Study material below:

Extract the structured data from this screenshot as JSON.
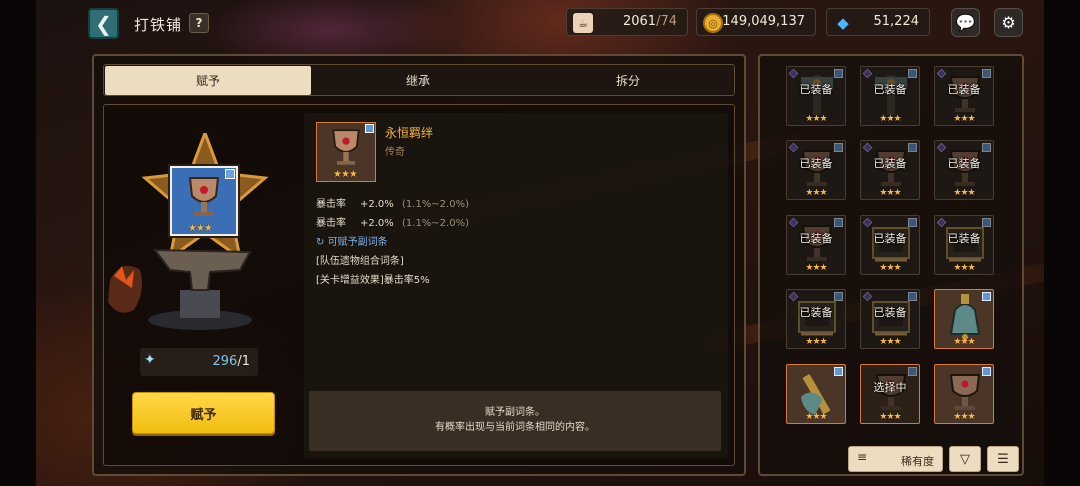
{
  "header": {
    "title": "打铁铺",
    "help": "?"
  },
  "resources": {
    "stamina_current": "2061",
    "stamina_max": "/74",
    "gold": "149,049,137",
    "gems": "51,224"
  },
  "tabs": [
    {
      "label": "赋予"
    },
    {
      "label": "继承"
    },
    {
      "label": "拆分"
    }
  ],
  "material": {
    "count": "296",
    "need": "/1"
  },
  "give_button": "赋予",
  "item": {
    "name": "永恒羁绊",
    "rarity": "传奇",
    "stars": "★★★"
  },
  "stats": [
    {
      "label": "暴击率",
      "value": "+2.0%",
      "range": "(1.1%~2.0%)"
    },
    {
      "label": "暴击率",
      "value": "+2.0%",
      "range": "(1.1%~2.0%)"
    }
  ],
  "rerollable": "可赋予副词条",
  "effects": [
    "[队伍遗物组合词条]",
    "[关卡增益效果]暴击率5%"
  ],
  "description": {
    "line1": "赋予副词条。",
    "line2": "有概率出现与当前词条相同的内容。"
  },
  "grid": {
    "equipped_label": "已装备",
    "selecting_label": "选择中",
    "stars": "★★★"
  },
  "sort": {
    "label": "稀有度"
  },
  "colors": {
    "accent_gold": "#f4b73c",
    "button_yellow": "#f2bd0e",
    "star": "#f6b445",
    "blue_badge": "#5f98d6"
  },
  "icons": [
    "back-icon",
    "coffee-icon",
    "gold-coin-icon",
    "gem-icon",
    "chat-icon",
    "gear-icon",
    "filter-icon",
    "sort-down-icon",
    "menu-icon"
  ]
}
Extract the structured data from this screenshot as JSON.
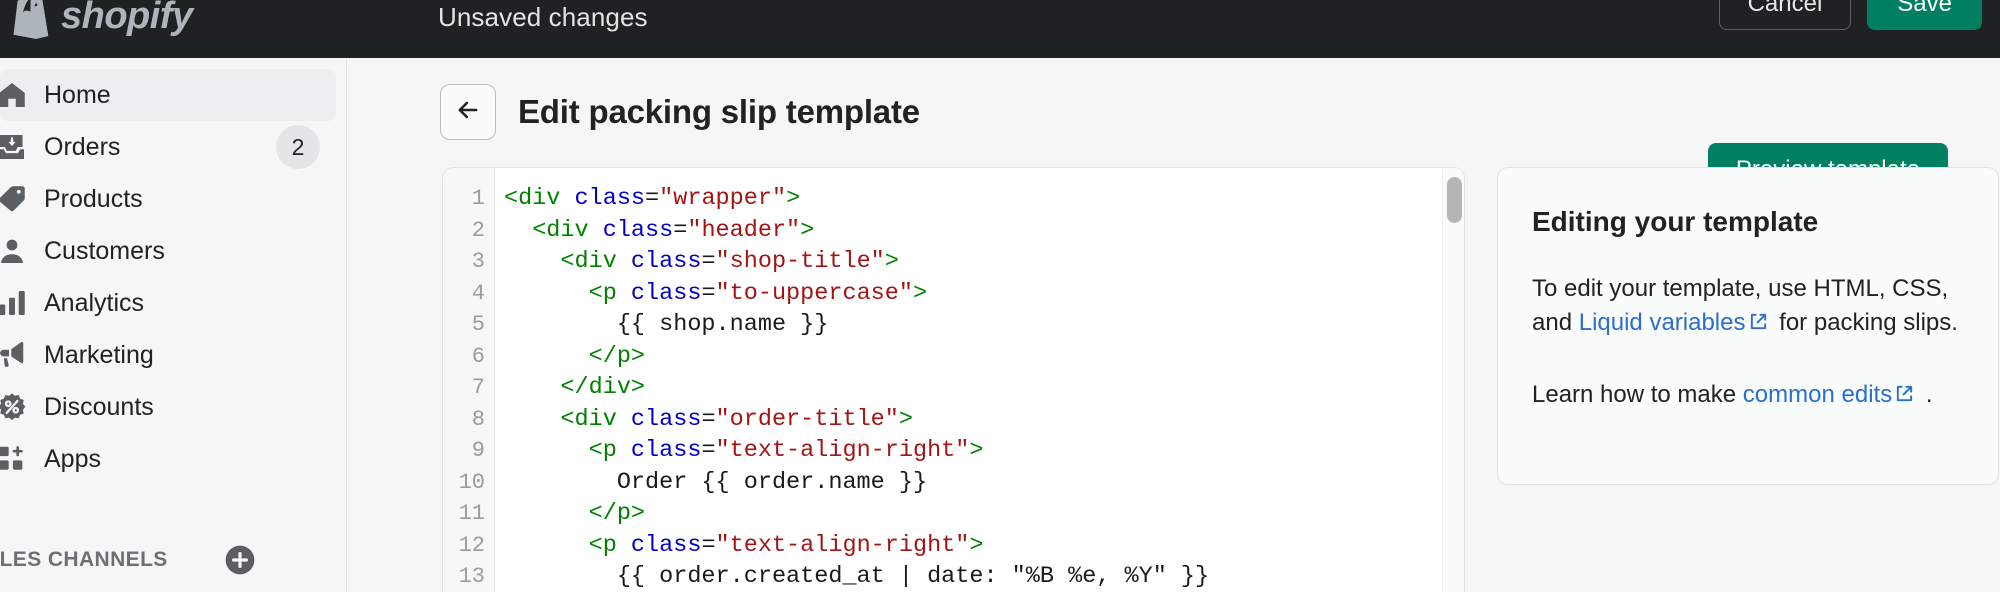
{
  "topbar": {
    "logo_text": "shopify",
    "status_text": "Unsaved changes",
    "cancel_label": "Cancel",
    "save_label": "Save",
    "save_color": "#008060",
    "background": "#1f2223"
  },
  "sidebar": {
    "items": [
      {
        "label": "Home",
        "icon": "home-icon",
        "active": true,
        "badge": ""
      },
      {
        "label": "Orders",
        "icon": "orders-icon",
        "active": false,
        "badge": "2"
      },
      {
        "label": "Products",
        "icon": "products-icon",
        "active": false,
        "badge": ""
      },
      {
        "label": "Customers",
        "icon": "customers-icon",
        "active": false,
        "badge": ""
      },
      {
        "label": "Analytics",
        "icon": "analytics-icon",
        "active": false,
        "badge": ""
      },
      {
        "label": "Marketing",
        "icon": "marketing-icon",
        "active": false,
        "badge": ""
      },
      {
        "label": "Discounts",
        "icon": "discounts-icon",
        "active": false,
        "badge": ""
      },
      {
        "label": "Apps",
        "icon": "apps-icon",
        "active": false,
        "badge": ""
      }
    ],
    "section_label": "ALES CHANNELS",
    "add_icon": "plus-circle-icon"
  },
  "page": {
    "back_icon": "arrow-left-icon",
    "title": "Edit packing slip template",
    "preview_label": "Preview template"
  },
  "editor": {
    "line_numbers": [
      "1",
      "2",
      "3",
      "4",
      "5",
      "6",
      "7",
      "8",
      "9",
      "10",
      "11",
      "12",
      "13"
    ],
    "lines": [
      [
        {
          "t": "<div ",
          "c": "tg"
        },
        {
          "t": "class",
          "c": "at"
        },
        {
          "t": "=",
          "c": "tx"
        },
        {
          "t": "\"wrapper\"",
          "c": "st"
        },
        {
          "t": ">",
          "c": "tg"
        }
      ],
      [
        {
          "t": "  <div ",
          "c": "tg"
        },
        {
          "t": "class",
          "c": "at"
        },
        {
          "t": "=",
          "c": "tx"
        },
        {
          "t": "\"header\"",
          "c": "st"
        },
        {
          "t": ">",
          "c": "tg"
        }
      ],
      [
        {
          "t": "    <div ",
          "c": "tg"
        },
        {
          "t": "class",
          "c": "at"
        },
        {
          "t": "=",
          "c": "tx"
        },
        {
          "t": "\"shop-title\"",
          "c": "st"
        },
        {
          "t": ">",
          "c": "tg"
        }
      ],
      [
        {
          "t": "      <p ",
          "c": "tg"
        },
        {
          "t": "class",
          "c": "at"
        },
        {
          "t": "=",
          "c": "tx"
        },
        {
          "t": "\"to-uppercase\"",
          "c": "st"
        },
        {
          "t": ">",
          "c": "tg"
        }
      ],
      [
        {
          "t": "        {{ shop.name }}",
          "c": "tx"
        }
      ],
      [
        {
          "t": "      </p>",
          "c": "tg"
        }
      ],
      [
        {
          "t": "    </div>",
          "c": "tg"
        }
      ],
      [
        {
          "t": "    <div ",
          "c": "tg"
        },
        {
          "t": "class",
          "c": "at"
        },
        {
          "t": "=",
          "c": "tx"
        },
        {
          "t": "\"order-title\"",
          "c": "st"
        },
        {
          "t": ">",
          "c": "tg"
        }
      ],
      [
        {
          "t": "      <p ",
          "c": "tg"
        },
        {
          "t": "class",
          "c": "at"
        },
        {
          "t": "=",
          "c": "tx"
        },
        {
          "t": "\"text-align-right\"",
          "c": "st"
        },
        {
          "t": ">",
          "c": "tg"
        }
      ],
      [
        {
          "t": "        Order {{ order.name }}",
          "c": "tx"
        }
      ],
      [
        {
          "t": "      </p>",
          "c": "tg"
        }
      ],
      [
        {
          "t": "      <p ",
          "c": "tg"
        },
        {
          "t": "class",
          "c": "at"
        },
        {
          "t": "=",
          "c": "tx"
        },
        {
          "t": "\"text-align-right\"",
          "c": "st"
        },
        {
          "t": ">",
          "c": "tg"
        }
      ],
      [
        {
          "t": "        {{ order.created_at | date: \"%B %e, %Y\" }}",
          "c": "tx"
        }
      ]
    ]
  },
  "help": {
    "title": "Editing your template",
    "p1_before": "To edit your template, use HTML, CSS, and ",
    "p1_link": "Liquid variables",
    "p1_after": " for packing slips.",
    "p2_before": "Learn how to make ",
    "p2_link": "common edits",
    "p2_after": " .",
    "link_color": "#2c6ecb"
  }
}
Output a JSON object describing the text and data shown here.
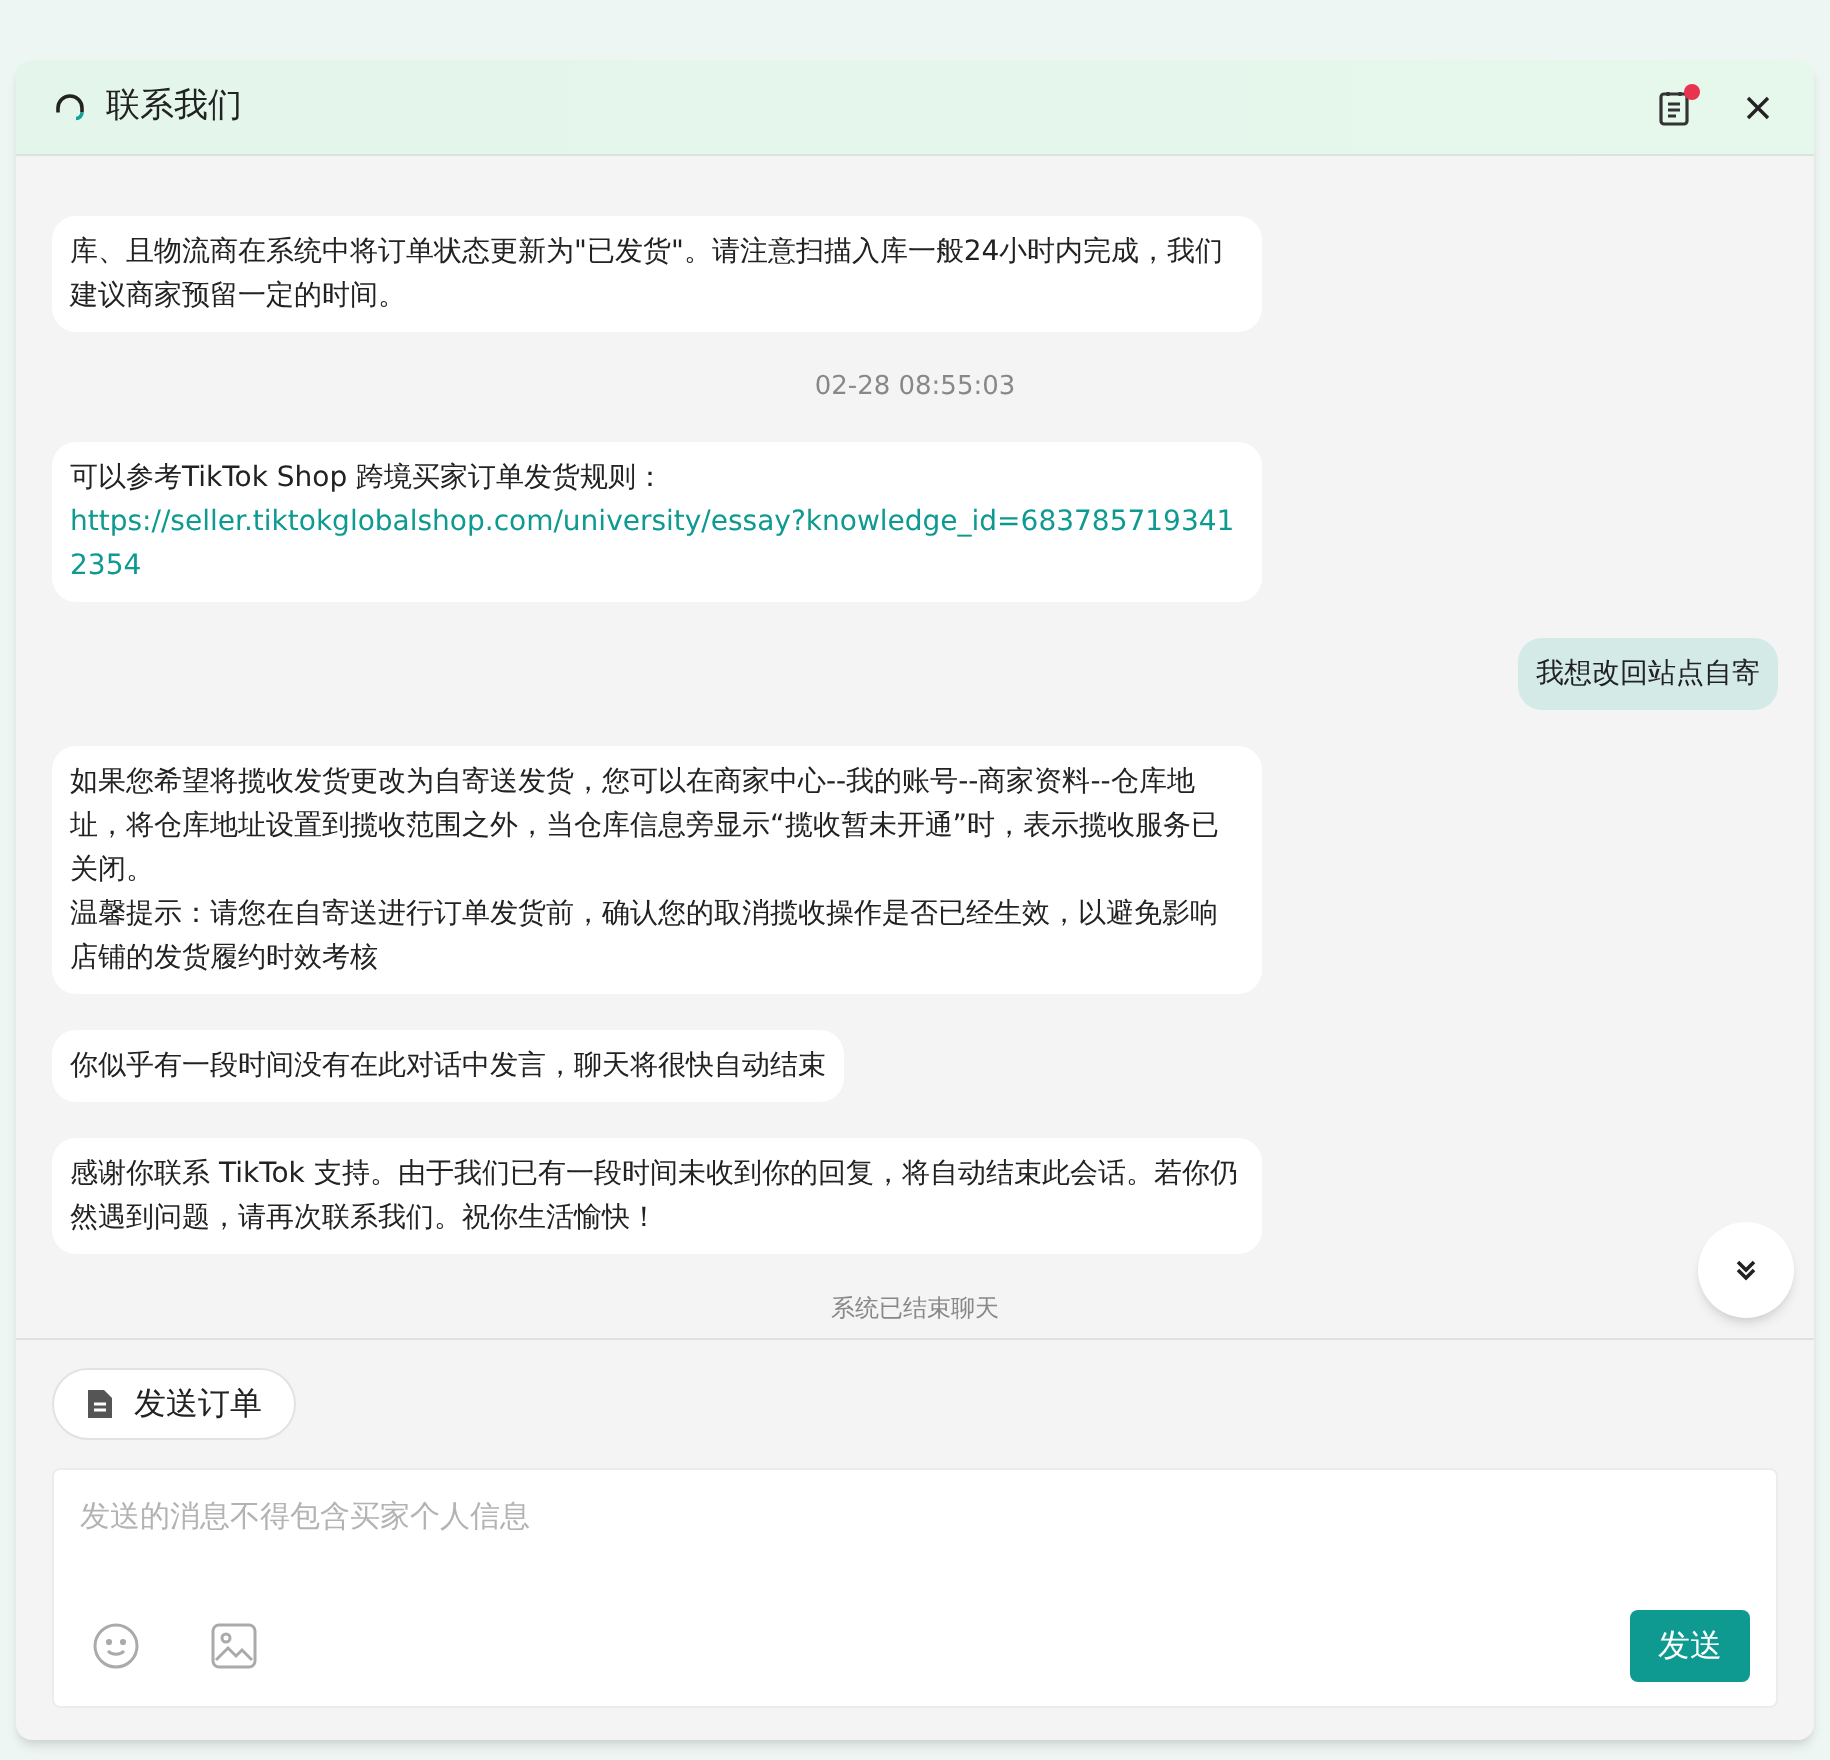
{
  "window": {
    "title": "联系我们",
    "notes_badge": true
  },
  "messages": [
    {
      "kind": "agent",
      "paragraphs": [
        "库、且物流商在系统中将订单状态更新为\"已发货\"。请注意扫描入库一般24小时内完成，我们建议商家预留一定的时间。"
      ]
    },
    {
      "kind": "time",
      "text": "02-28 08:55:03"
    },
    {
      "kind": "agent",
      "paragraphs": [
        "可以参考TikTok Shop 跨境买家订单发货规则："
      ],
      "link": "https://seller.tiktokglobalshop.com/university/essay?knowledge_id=6837857193412354"
    },
    {
      "kind": "user",
      "text": "我想改回站点自寄"
    },
    {
      "kind": "agent",
      "paragraphs": [
        "如果您希望将揽收发货更改为自寄送发货，您可以在商家中心--我的账号--商家资料--仓库地址，将仓库地址设置到揽收范围之外，当仓库信息旁显示“揽收暂未开通”时，表示揽收服务已关闭。",
        "温馨提示：请您在自寄送进行订单发货前，确认您的取消揽收操作是否已经生效，以避免影响店铺的发货履约时效考核"
      ]
    },
    {
      "kind": "agent",
      "paragraphs": [
        "你似乎有一段时间没有在此对话中发言，聊天将很快自动结束"
      ]
    },
    {
      "kind": "agent",
      "paragraphs": [
        "感谢你联系 TikTok 支持。由于我们已有一段时间未收到你的回复，将自动结束此会话。若你仍然遇到问题，请再次联系我们。祝你生活愉快！"
      ]
    },
    {
      "kind": "system",
      "text": "系统已结束聊天"
    }
  ],
  "send_order_button": "发送订单",
  "composer": {
    "placeholder": "发送的消息不得包含买家个人信息",
    "send_button": "发送"
  }
}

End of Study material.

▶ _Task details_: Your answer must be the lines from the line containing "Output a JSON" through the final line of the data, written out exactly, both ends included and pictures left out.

▶ _Written answer_:
Output a JSON object describing the text and data shown here.
{
  "window": {
    "title": "联系我们",
    "notes_badge": true
  },
  "messages": [
    {
      "kind": "agent",
      "paragraphs": [
        "库、且物流商在系统中将订单状态更新为\"已发货\"。请注意扫描入库一般24小时内完成，我们建议商家预留一定的时间。"
      ]
    },
    {
      "kind": "time",
      "text": "02-28 08:55:03"
    },
    {
      "kind": "agent",
      "paragraphs": [
        "可以参考TikTok Shop 跨境买家订单发货规则："
      ],
      "link": "https://seller.tiktokglobalshop.com/university/essay?knowledge_id=6837857193412354"
    },
    {
      "kind": "user",
      "text": "我想改回站点自寄"
    },
    {
      "kind": "agent",
      "paragraphs": [
        "如果您希望将揽收发货更改为自寄送发货，您可以在商家中心--我的账号--商家资料--仓库地址，将仓库地址设置到揽收范围之外，当仓库信息旁显示“揽收暂未开通”时，表示揽收服务已关闭。",
        "温馨提示：请您在自寄送进行订单发货前，确认您的取消揽收操作是否已经生效，以避免影响店铺的发货履约时效考核"
      ]
    },
    {
      "kind": "agent",
      "paragraphs": [
        "你似乎有一段时间没有在此对话中发言，聊天将很快自动结束"
      ]
    },
    {
      "kind": "agent",
      "paragraphs": [
        "感谢你联系 TikTok 支持。由于我们已有一段时间未收到你的回复，将自动结束此会话。若你仍然遇到问题，请再次联系我们。祝你生活愉快！"
      ]
    },
    {
      "kind": "system",
      "text": "系统已结束聊天"
    }
  ],
  "send_order_button": "发送订单",
  "composer": {
    "placeholder": "发送的消息不得包含买家个人信息",
    "send_button": "发送"
  }
}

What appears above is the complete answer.